*THE DATA*.
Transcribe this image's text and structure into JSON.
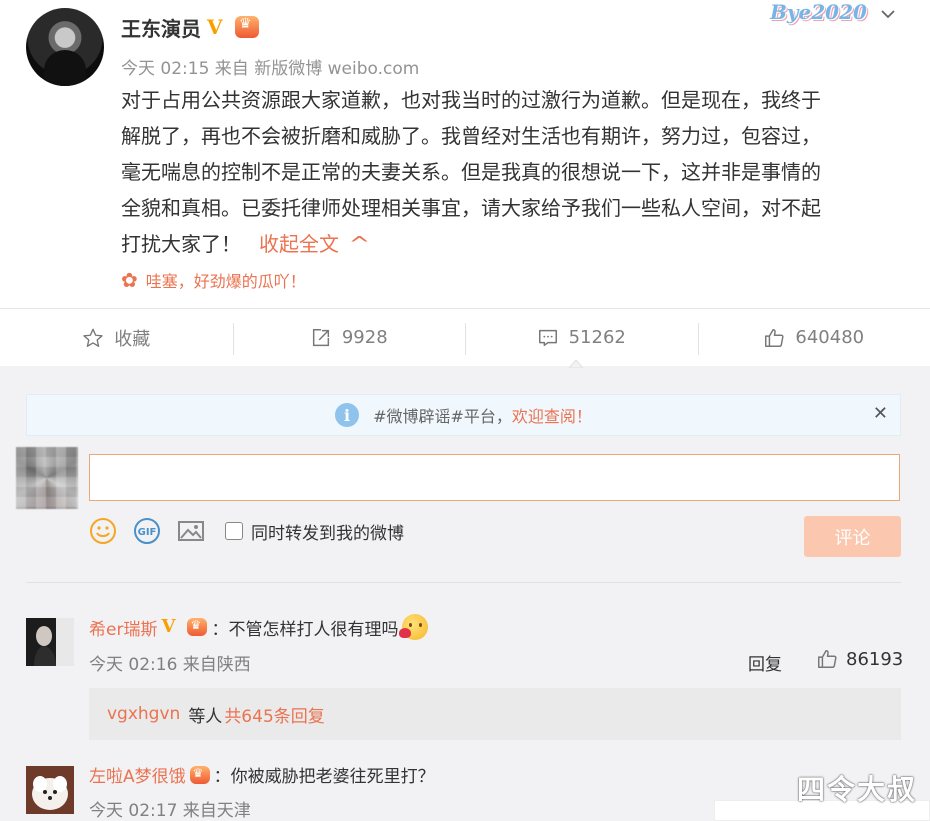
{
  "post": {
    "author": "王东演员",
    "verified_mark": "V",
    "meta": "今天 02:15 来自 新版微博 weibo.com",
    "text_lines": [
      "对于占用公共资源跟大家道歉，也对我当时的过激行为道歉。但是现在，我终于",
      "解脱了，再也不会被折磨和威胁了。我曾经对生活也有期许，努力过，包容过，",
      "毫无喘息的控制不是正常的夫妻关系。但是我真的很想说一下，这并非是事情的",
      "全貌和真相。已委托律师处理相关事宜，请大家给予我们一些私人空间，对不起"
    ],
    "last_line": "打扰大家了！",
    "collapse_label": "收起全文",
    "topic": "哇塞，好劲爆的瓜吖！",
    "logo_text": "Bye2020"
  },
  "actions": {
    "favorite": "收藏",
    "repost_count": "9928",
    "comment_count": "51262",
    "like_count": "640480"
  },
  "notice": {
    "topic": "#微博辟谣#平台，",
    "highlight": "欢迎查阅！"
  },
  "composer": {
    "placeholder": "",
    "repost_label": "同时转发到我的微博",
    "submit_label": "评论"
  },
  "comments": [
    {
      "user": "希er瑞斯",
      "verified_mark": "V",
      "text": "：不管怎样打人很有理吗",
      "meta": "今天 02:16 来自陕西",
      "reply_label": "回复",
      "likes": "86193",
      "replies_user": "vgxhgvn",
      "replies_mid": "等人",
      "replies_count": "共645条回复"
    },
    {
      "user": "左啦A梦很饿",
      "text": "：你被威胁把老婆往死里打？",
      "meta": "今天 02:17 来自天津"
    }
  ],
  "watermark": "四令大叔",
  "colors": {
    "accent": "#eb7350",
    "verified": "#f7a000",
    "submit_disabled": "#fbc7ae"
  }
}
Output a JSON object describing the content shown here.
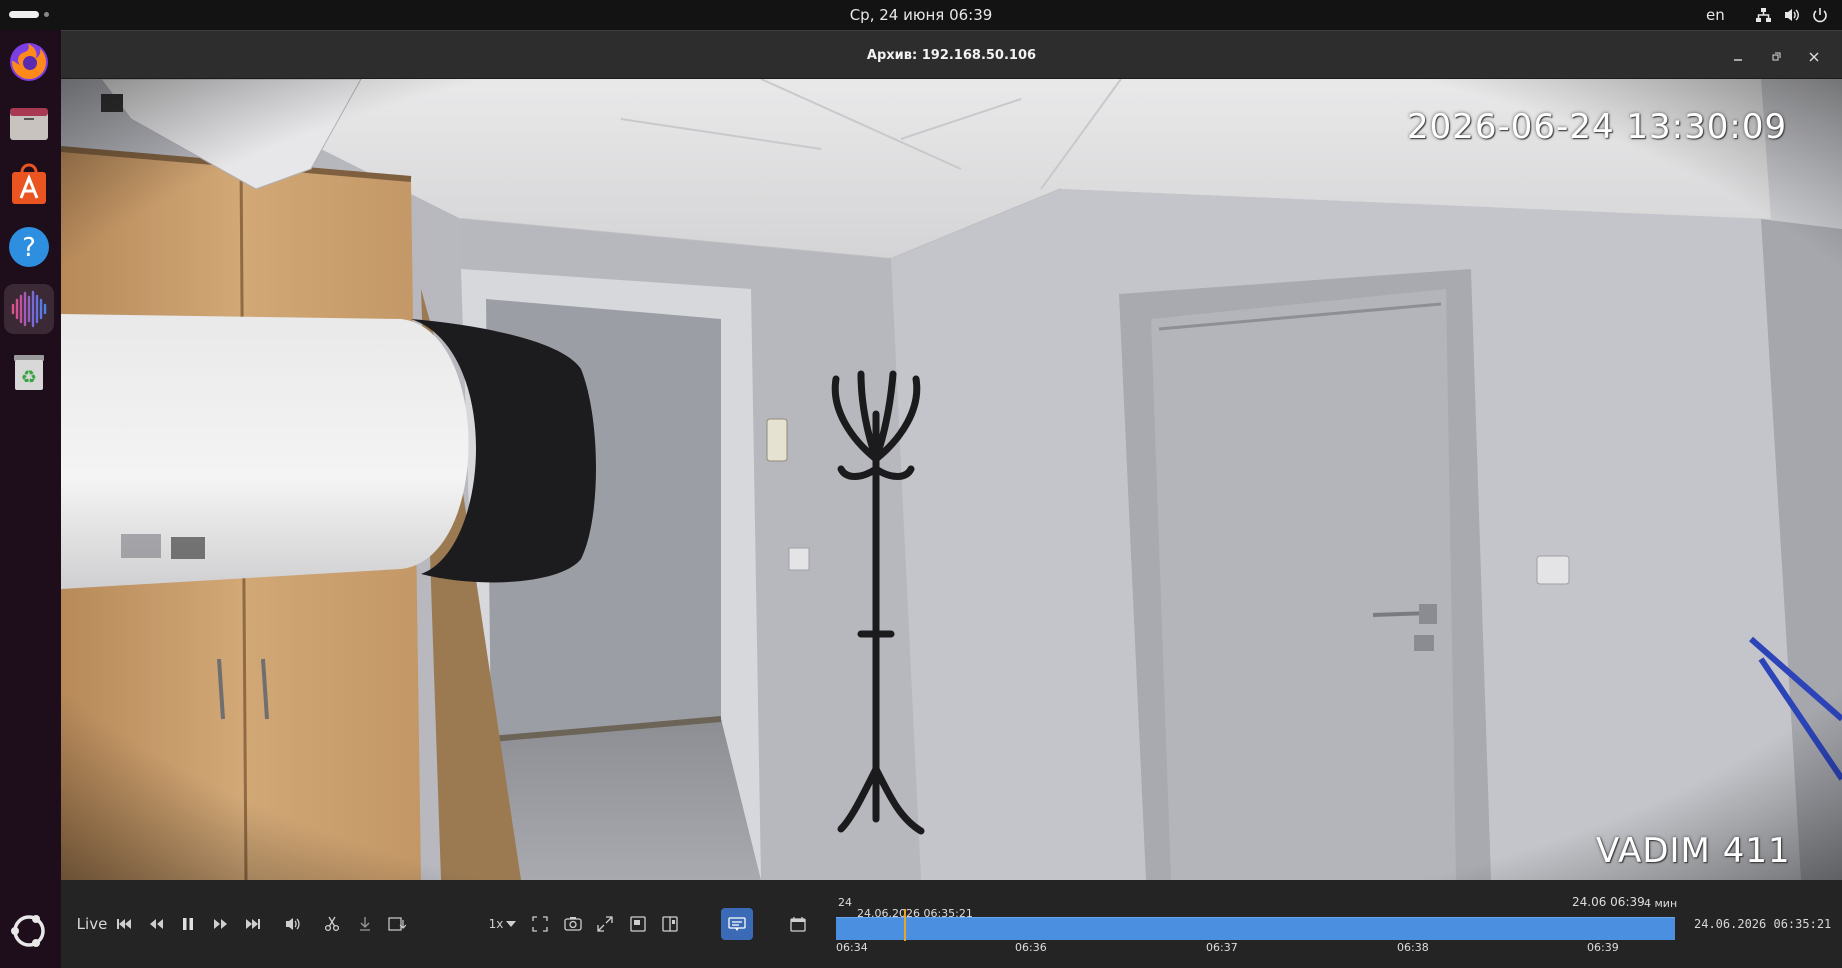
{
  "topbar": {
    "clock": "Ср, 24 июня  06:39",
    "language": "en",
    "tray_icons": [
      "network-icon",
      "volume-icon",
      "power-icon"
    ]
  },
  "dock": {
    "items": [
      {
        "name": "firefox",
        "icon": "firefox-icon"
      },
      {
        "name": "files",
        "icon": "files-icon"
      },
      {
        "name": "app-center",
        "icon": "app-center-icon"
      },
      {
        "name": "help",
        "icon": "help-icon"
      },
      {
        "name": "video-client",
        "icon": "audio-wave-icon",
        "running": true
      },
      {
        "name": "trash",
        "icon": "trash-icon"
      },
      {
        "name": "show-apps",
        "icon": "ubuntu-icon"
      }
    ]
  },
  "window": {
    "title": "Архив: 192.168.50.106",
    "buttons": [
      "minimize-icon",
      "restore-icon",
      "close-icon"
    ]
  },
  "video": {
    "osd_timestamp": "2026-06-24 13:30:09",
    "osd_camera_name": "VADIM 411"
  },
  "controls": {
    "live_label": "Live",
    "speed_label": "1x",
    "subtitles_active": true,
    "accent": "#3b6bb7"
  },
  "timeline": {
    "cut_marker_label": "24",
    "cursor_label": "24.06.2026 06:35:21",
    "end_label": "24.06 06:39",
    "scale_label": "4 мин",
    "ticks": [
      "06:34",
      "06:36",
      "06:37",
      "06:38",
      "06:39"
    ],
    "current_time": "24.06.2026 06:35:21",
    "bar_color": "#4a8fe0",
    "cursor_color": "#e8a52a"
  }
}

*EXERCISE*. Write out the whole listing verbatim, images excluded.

*SOLUTION FOR THIS TASK*.
Transcribe this image's text and structure into JSON.
{
  "post": {
    "author": "王东演员",
    "verified_mark": "V",
    "meta": "今天 02:15 来自 新版微博 weibo.com",
    "text_lines": [
      "对于占用公共资源跟大家道歉，也对我当时的过激行为道歉。但是现在，我终于",
      "解脱了，再也不会被折磨和威胁了。我曾经对生活也有期许，努力过，包容过，",
      "毫无喘息的控制不是正常的夫妻关系。但是我真的很想说一下，这并非是事情的",
      "全貌和真相。已委托律师处理相关事宜，请大家给予我们一些私人空间，对不起"
    ],
    "last_line": "打扰大家了！",
    "collapse_label": "收起全文",
    "topic": "哇塞，好劲爆的瓜吖！",
    "logo_text": "Bye2020"
  },
  "actions": {
    "favorite": "收藏",
    "repost_count": "9928",
    "comment_count": "51262",
    "like_count": "640480"
  },
  "notice": {
    "topic": "#微博辟谣#平台，",
    "highlight": "欢迎查阅！"
  },
  "composer": {
    "placeholder": "",
    "repost_label": "同时转发到我的微博",
    "submit_label": "评论"
  },
  "comments": [
    {
      "user": "希er瑞斯",
      "verified_mark": "V",
      "text": "：不管怎样打人很有理吗",
      "meta": "今天 02:16 来自陕西",
      "reply_label": "回复",
      "likes": "86193",
      "replies_user": "vgxhgvn",
      "replies_mid": "等人",
      "replies_count": "共645条回复"
    },
    {
      "user": "左啦A梦很饿",
      "text": "：你被威胁把老婆往死里打？",
      "meta": "今天 02:17 来自天津"
    }
  ],
  "watermark": "四令大叔",
  "colors": {
    "accent": "#eb7350",
    "verified": "#f7a000",
    "submit_disabled": "#fbc7ae"
  }
}
Output a JSON object describing the content shown here.
{
  "topbar": {
    "clock": "Ср, 24 июня  06:39",
    "language": "en",
    "tray_icons": [
      "network-icon",
      "volume-icon",
      "power-icon"
    ]
  },
  "dock": {
    "items": [
      {
        "name": "firefox",
        "icon": "firefox-icon"
      },
      {
        "name": "files",
        "icon": "files-icon"
      },
      {
        "name": "app-center",
        "icon": "app-center-icon"
      },
      {
        "name": "help",
        "icon": "help-icon"
      },
      {
        "name": "video-client",
        "icon": "audio-wave-icon",
        "running": true
      },
      {
        "name": "trash",
        "icon": "trash-icon"
      },
      {
        "name": "show-apps",
        "icon": "ubuntu-icon"
      }
    ]
  },
  "window": {
    "title": "Архив: 192.168.50.106",
    "buttons": [
      "minimize-icon",
      "restore-icon",
      "close-icon"
    ]
  },
  "video": {
    "osd_timestamp": "2026-06-24 13:30:09",
    "osd_camera_name": "VADIM 411"
  },
  "controls": {
    "live_label": "Live",
    "speed_label": "1x",
    "subtitles_active": true,
    "accent": "#3b6bb7"
  },
  "timeline": {
    "cut_marker_label": "24",
    "cursor_label": "24.06.2026 06:35:21",
    "end_label": "24.06 06:39",
    "scale_label": "4 мин",
    "ticks": [
      "06:34",
      "06:36",
      "06:37",
      "06:38",
      "06:39"
    ],
    "current_time": "24.06.2026 06:35:21",
    "bar_color": "#4a8fe0",
    "cursor_color": "#e8a52a"
  }
}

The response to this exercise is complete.